- Take advantage of built in reward systems. iPads not only have the ability to engage and motivate students through their multi-modal interactivity, but they further have the ability to provide immediate rewards and feedback. This feature is definitely something to look for within an app. Although it is not intrinsic motivation, I have found that reward systems do provide an extra spark of excitement for students. The reward systems can further help guide students' goal setting while working within an app.
- Avoid apps with too many advertisements. There is nothing more frustrating than a student using an iPad with advertisements. I cannot tell you how many times a student will 'accidentally' click the advertisement to redirect you to the app store. It is very frustrating and unproductive. Your student will lose focus and most likely be distracted by whatever app the advertisement is trying to promote.
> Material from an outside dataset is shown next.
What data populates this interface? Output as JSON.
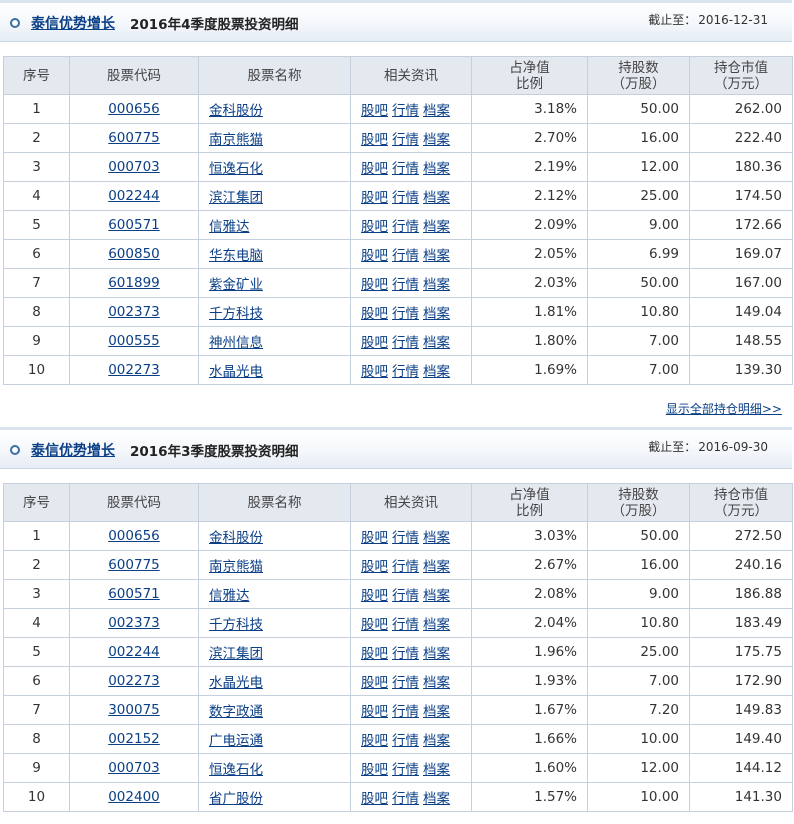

- Organize your iPad into folders. As someone who is addicted to the iPad and all the apps it has to offer, I have really had to develop a system of filing and organizing all of my apps. If you are like me, you may already know that you can hold down an app and move it over top of another app to make it appear in the same folder. However, I have not only found this to be helpful with condensing the surface space on my tablet, but I have found it to be helpful for students trying to locate apps. I suggest organizing your apps into folders based on subjects. Create one for science, social students, language arts, math, etc. In language arts, I further recommend creating folders based on literacy groups. You can label your groups and their accompanying folders however way you like. This system then provides you with the opportunity to differentiate what apps particular groups are using without making the differentiation obvious to other students.
- Try recording your students interacting with an app through a program called Reflector. I am in the beginning stages of my research and plan to use this program to record students touch interactions with iPads. As a teacher, I can see this being generally helpful to provide insight on how students are actually using an app you have selected and whether or not they are using it in the way you intended. Reflector is an advanced wireless airplay receiver. All you need to do is download Reflector on your laptop and link it wirelessly to your tablet. A video image of the tablet will appear on your laptop, and you can watch live or record for later viewing what features students are using within apps and whether or not they are really interacting with it. You can then decide if the app is meeting yours and your students' needs. Check out the Reflector website for more information.
- Finally, be adventurous in the app store! Try to spend an hour here and there throughout the year really taking the time to scavenge for those hidden gems. Sometimes the app you are looking for is not always the most popular app so it takes some digging. There are over 500,000 apps in the Apple app store. Take your time and get ready to hunt. Maybe I'm a little odd, but the hunt for apps is very thrilling!
I hope these tips and tricks are helpful for educators and other edtech professionals trying to effectively integrate tablets into the classroom!